▶ _THE TASK_: Look at each line below and count those with the word "title"; the answer is that number only.

======== RECORDS TO USE ========

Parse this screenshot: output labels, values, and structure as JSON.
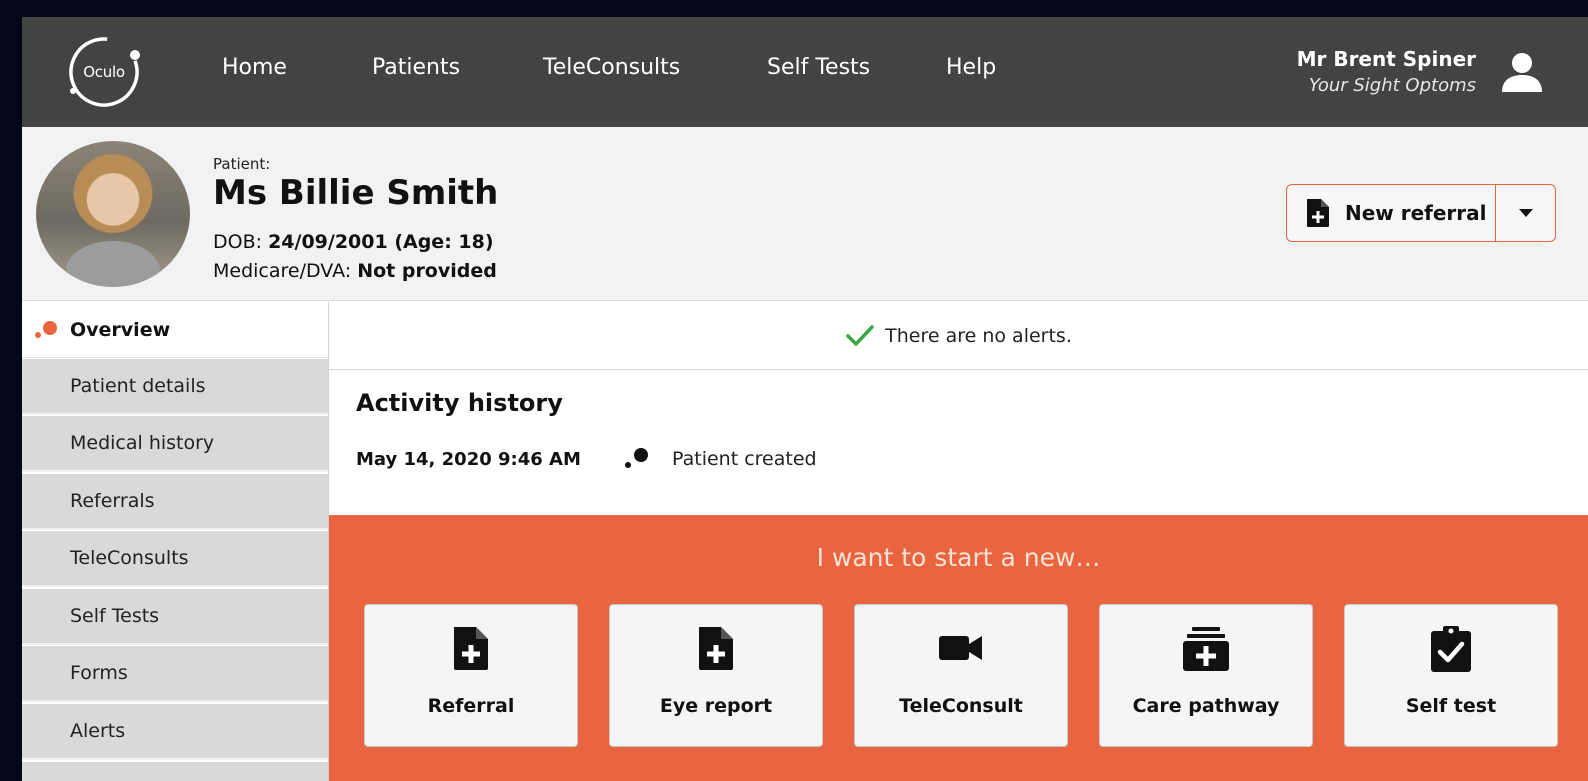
{
  "brand": {
    "logo_text": "Oculo",
    "accent": "#e8653f",
    "nav_bg": "#434343"
  },
  "nav": {
    "links": [
      "Home",
      "Patients",
      "TeleConsults",
      "Self Tests",
      "Help"
    ]
  },
  "user": {
    "name": "Mr Brent Spiner",
    "org": "Your Sight Optoms",
    "icon": "user-icon"
  },
  "patient": {
    "label": "Patient:",
    "name": "Ms Billie Smith",
    "dob_label": "DOB: ",
    "dob_value": "24/09/2001 (Age: 18)",
    "medicare_label": "Medicare/DVA: ",
    "medicare_value": "Not provided"
  },
  "referral_button": {
    "label": "New referral",
    "icon": "file-plus-icon",
    "caret_icon": "caret-down-icon"
  },
  "sidebar": {
    "items": [
      {
        "label": "Overview",
        "active": true
      },
      {
        "label": "Patient details"
      },
      {
        "label": "Medical history"
      },
      {
        "label": "Referrals"
      },
      {
        "label": "TeleConsults"
      },
      {
        "label": "Self Tests"
      },
      {
        "label": "Forms"
      },
      {
        "label": "Alerts"
      }
    ]
  },
  "alerts": {
    "text": "There are no alerts.",
    "icon": "checkmark-icon",
    "icon_color": "#3aa845"
  },
  "activity": {
    "title": "Activity history",
    "entries": [
      {
        "date": "May 14, 2020  9:46 AM",
        "text": "Patient created"
      }
    ]
  },
  "start": {
    "title": "I want to start a new…",
    "cards": [
      {
        "label": "Referral",
        "icon": "file-plus-icon"
      },
      {
        "label": "Eye report",
        "icon": "file-plus-icon"
      },
      {
        "label": "TeleConsult",
        "icon": "video-camera-icon"
      },
      {
        "label": "Care pathway",
        "icon": "pathway-plus-icon"
      },
      {
        "label": "Self test",
        "icon": "clipboard-check-icon"
      }
    ]
  }
}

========

▶ _WRITTEN SOLUTION_: 2